> Instructions to follow
From the data below, tally each line that has "true" in it, then give that tally without comment.

Dataset rows for apps and sites:
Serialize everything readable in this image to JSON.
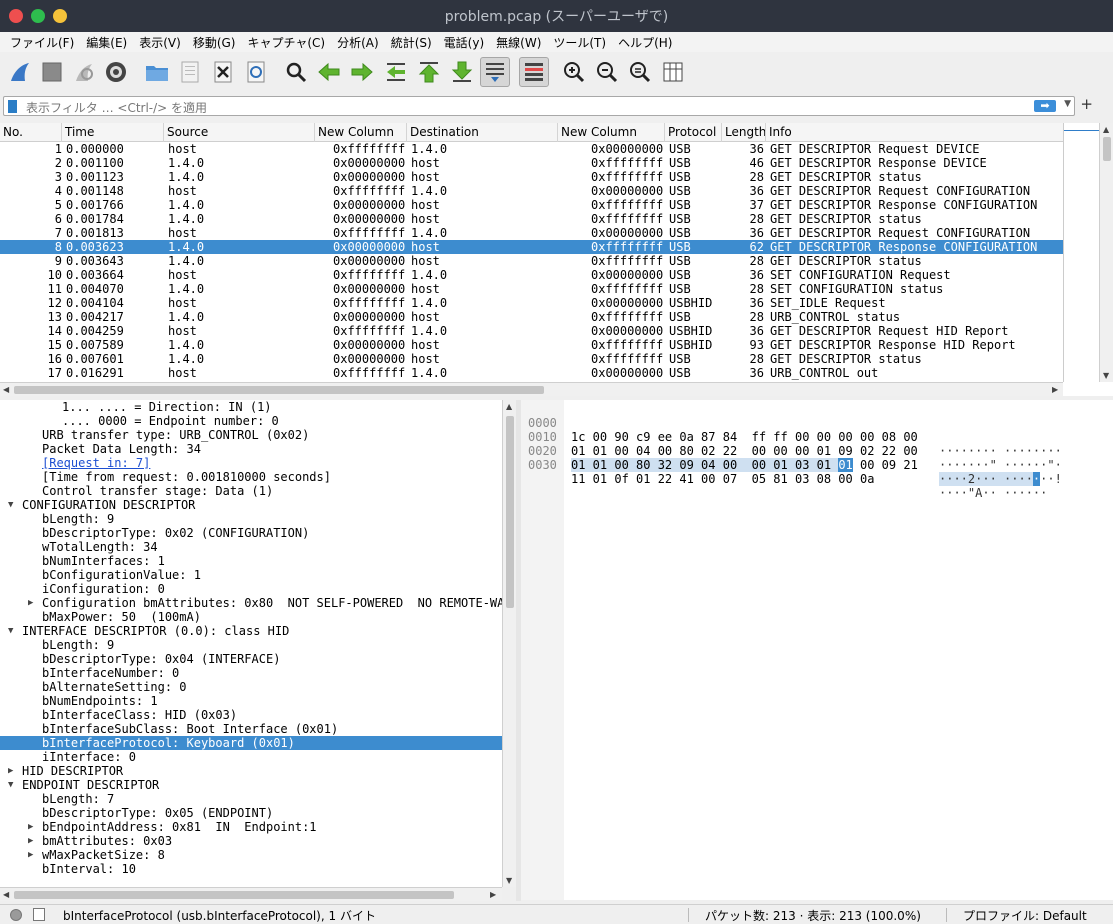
{
  "window": {
    "title": "problem.pcap (スーパーユーザで)",
    "colors": {
      "close": "#ee4f4f",
      "min": "#2ebd4e",
      "max": "#f5c23a"
    }
  },
  "menu": [
    "ファイル(F)",
    "編集(E)",
    "表示(V)",
    "移動(G)",
    "キャプチャ(C)",
    "分析(A)",
    "統計(S)",
    "電話(y)",
    "無線(W)",
    "ツール(T)",
    "ヘルプ(H)"
  ],
  "toolbar_icons": [
    "shark-fin-start-icon",
    "stop-square-icon",
    "restart-icon",
    "capture-options-gear-icon",
    "open-folder-icon",
    "save-file-icon",
    "close-file-icon",
    "reload-file-icon",
    "find-packet-icon",
    "go-back-arrow-icon",
    "go-forward-arrow-icon",
    "go-to-packet-icon",
    "first-packet-icon",
    "last-packet-icon",
    "autoscroll-icon",
    "colorize-icon",
    "zoom-in-icon",
    "zoom-out-icon",
    "zoom-normal-icon",
    "resize-columns-icon"
  ],
  "filter": {
    "placeholder": "表示フィルタ … <Ctrl-/> を適用",
    "plus": "+"
  },
  "packet_list": {
    "columns": [
      "No.",
      "Time",
      "Source",
      "New Column",
      "Destination",
      "New Column",
      "Protocol",
      "Length",
      "Info"
    ],
    "rows": [
      {
        "no": "1",
        "time": "0.000000",
        "src": "host",
        "nc1": "0xffffffff",
        "dst": "1.4.0",
        "nc2": "0x00000000",
        "proto": "USB",
        "len": "36",
        "info": "GET DESCRIPTOR Request DEVICE"
      },
      {
        "no": "2",
        "time": "0.001100",
        "src": "1.4.0",
        "nc1": "0x00000000",
        "dst": "host",
        "nc2": "0xffffffff",
        "proto": "USB",
        "len": "46",
        "info": "GET DESCRIPTOR Response DEVICE"
      },
      {
        "no": "3",
        "time": "0.001123",
        "src": "1.4.0",
        "nc1": "0x00000000",
        "dst": "host",
        "nc2": "0xffffffff",
        "proto": "USB",
        "len": "28",
        "info": "GET DESCRIPTOR status"
      },
      {
        "no": "4",
        "time": "0.001148",
        "src": "host",
        "nc1": "0xffffffff",
        "dst": "1.4.0",
        "nc2": "0x00000000",
        "proto": "USB",
        "len": "36",
        "info": "GET DESCRIPTOR Request CONFIGURATION"
      },
      {
        "no": "5",
        "time": "0.001766",
        "src": "1.4.0",
        "nc1": "0x00000000",
        "dst": "host",
        "nc2": "0xffffffff",
        "proto": "USB",
        "len": "37",
        "info": "GET DESCRIPTOR Response CONFIGURATION"
      },
      {
        "no": "6",
        "time": "0.001784",
        "src": "1.4.0",
        "nc1": "0x00000000",
        "dst": "host",
        "nc2": "0xffffffff",
        "proto": "USB",
        "len": "28",
        "info": "GET DESCRIPTOR status"
      },
      {
        "no": "7",
        "time": "0.001813",
        "src": "host",
        "nc1": "0xffffffff",
        "dst": "1.4.0",
        "nc2": "0x00000000",
        "proto": "USB",
        "len": "36",
        "info": "GET DESCRIPTOR Request CONFIGURATION"
      },
      {
        "no": "8",
        "time": "0.003623",
        "src": "1.4.0",
        "nc1": "0x00000000",
        "dst": "host",
        "nc2": "0xffffffff",
        "proto": "USB",
        "len": "62",
        "info": "GET DESCRIPTOR Response CONFIGURATION",
        "selected": true
      },
      {
        "no": "9",
        "time": "0.003643",
        "src": "1.4.0",
        "nc1": "0x00000000",
        "dst": "host",
        "nc2": "0xffffffff",
        "proto": "USB",
        "len": "28",
        "info": "GET DESCRIPTOR status"
      },
      {
        "no": "10",
        "time": "0.003664",
        "src": "host",
        "nc1": "0xffffffff",
        "dst": "1.4.0",
        "nc2": "0x00000000",
        "proto": "USB",
        "len": "36",
        "info": "SET CONFIGURATION Request"
      },
      {
        "no": "11",
        "time": "0.004070",
        "src": "1.4.0",
        "nc1": "0x00000000",
        "dst": "host",
        "nc2": "0xffffffff",
        "proto": "USB",
        "len": "28",
        "info": "SET CONFIGURATION status"
      },
      {
        "no": "12",
        "time": "0.004104",
        "src": "host",
        "nc1": "0xffffffff",
        "dst": "1.4.0",
        "nc2": "0x00000000",
        "proto": "USBHID",
        "len": "36",
        "info": "SET_IDLE Request"
      },
      {
        "no": "13",
        "time": "0.004217",
        "src": "1.4.0",
        "nc1": "0x00000000",
        "dst": "host",
        "nc2": "0xffffffff",
        "proto": "USB",
        "len": "28",
        "info": "URB_CONTROL status"
      },
      {
        "no": "14",
        "time": "0.004259",
        "src": "host",
        "nc1": "0xffffffff",
        "dst": "1.4.0",
        "nc2": "0x00000000",
        "proto": "USBHID",
        "len": "36",
        "info": "GET DESCRIPTOR Request HID Report"
      },
      {
        "no": "15",
        "time": "0.007589",
        "src": "1.4.0",
        "nc1": "0x00000000",
        "dst": "host",
        "nc2": "0xffffffff",
        "proto": "USBHID",
        "len": "93",
        "info": "GET DESCRIPTOR Response HID Report"
      },
      {
        "no": "16",
        "time": "0.007601",
        "src": "1.4.0",
        "nc1": "0x00000000",
        "dst": "host",
        "nc2": "0xffffffff",
        "proto": "USB",
        "len": "28",
        "info": "GET DESCRIPTOR status"
      },
      {
        "no": "17",
        "time": "0.016291",
        "src": "host",
        "nc1": "0xffffffff",
        "dst": "1.4.0",
        "nc2": "0x00000000",
        "proto": "USB",
        "len": "36",
        "info": "URB_CONTROL out"
      }
    ]
  },
  "details": [
    {
      "indent": 3,
      "text": "1... .... = Direction: IN (1)"
    },
    {
      "indent": 3,
      "text": ".... 0000 = Endpoint number: 0"
    },
    {
      "indent": 2,
      "text": "URB transfer type: URB_CONTROL (0x02)"
    },
    {
      "indent": 2,
      "text": "Packet Data Length: 34"
    },
    {
      "indent": 2,
      "text": "[Request in: 7]",
      "link": true
    },
    {
      "indent": 2,
      "text": "[Time from request: 0.001810000 seconds]"
    },
    {
      "indent": 2,
      "text": "Control transfer stage: Data (1)"
    },
    {
      "indent": 1,
      "text": "CONFIGURATION DESCRIPTOR",
      "arrow": "open"
    },
    {
      "indent": 2,
      "text": "bLength: 9"
    },
    {
      "indent": 2,
      "text": "bDescriptorType: 0x02 (CONFIGURATION)"
    },
    {
      "indent": 2,
      "text": "wTotalLength: 34"
    },
    {
      "indent": 2,
      "text": "bNumInterfaces: 1"
    },
    {
      "indent": 2,
      "text": "bConfigurationValue: 1"
    },
    {
      "indent": 2,
      "text": "iConfiguration: 0"
    },
    {
      "indent": 2,
      "text": "Configuration bmAttributes: 0x80  NOT SELF-POWERED  NO REMOTE-WAKEUP",
      "arrow": "closed"
    },
    {
      "indent": 2,
      "text": "bMaxPower: 50  (100mA)"
    },
    {
      "indent": 1,
      "text": "INTERFACE DESCRIPTOR (0.0): class HID",
      "arrow": "open"
    },
    {
      "indent": 2,
      "text": "bLength: 9"
    },
    {
      "indent": 2,
      "text": "bDescriptorType: 0x04 (INTERFACE)"
    },
    {
      "indent": 2,
      "text": "bInterfaceNumber: 0"
    },
    {
      "indent": 2,
      "text": "bAlternateSetting: 0"
    },
    {
      "indent": 2,
      "text": "bNumEndpoints: 1"
    },
    {
      "indent": 2,
      "text": "bInterfaceClass: HID (0x03)"
    },
    {
      "indent": 2,
      "text": "bInterfaceSubClass: Boot Interface (0x01)"
    },
    {
      "indent": 2,
      "text": "bInterfaceProtocol: Keyboard (0x01)",
      "selected": true
    },
    {
      "indent": 2,
      "text": "iInterface: 0"
    },
    {
      "indent": 1,
      "text": "HID DESCRIPTOR",
      "arrow": "closed"
    },
    {
      "indent": 1,
      "text": "ENDPOINT DESCRIPTOR",
      "arrow": "open"
    },
    {
      "indent": 2,
      "text": "bLength: 7"
    },
    {
      "indent": 2,
      "text": "bDescriptorType: 0x05 (ENDPOINT)"
    },
    {
      "indent": 2,
      "text": "bEndpointAddress: 0x81  IN  Endpoint:1",
      "arrow": "closed"
    },
    {
      "indent": 2,
      "text": "bmAttributes: 0x03",
      "arrow": "closed"
    },
    {
      "indent": 2,
      "text": "wMaxPacketSize: 8",
      "arrow": "closed"
    },
    {
      "indent": 2,
      "text": "bInterval: 10"
    }
  ],
  "bytes": [
    {
      "offset": "0000",
      "hex": "1c 00 90 c9 ee 0a 87 84  ff ff 00 00 00 00 08 00",
      "ascii": "········ ········"
    },
    {
      "offset": "0010",
      "hex": "01 01 00 04 00 80 02 22  00 00 00 01 09 02 22 00",
      "ascii": "·······\" ······\"·"
    },
    {
      "offset": "0020",
      "hex_pre": "01 01 00 80 32 09 04 00  00 01 03 01 ",
      "hex_hl": "01",
      "hex_post": " 00 09 21",
      "ascii_pre": "····2··· ····",
      "ascii_hl": "·",
      "ascii_post": "··!"
    },
    {
      "offset": "0030",
      "hex": "11 01 0f 01 22 41 00 07  05 81 03 08 00 0a",
      "ascii": "····\"A·· ······"
    }
  ],
  "status": {
    "field": "bInterfaceProtocol (usb.bInterfaceProtocol), 1 バイト",
    "packets": "パケット数: 213 · 表示: 213 (100.0%)",
    "profile": "プロファイル: Default"
  }
}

> Task answer
3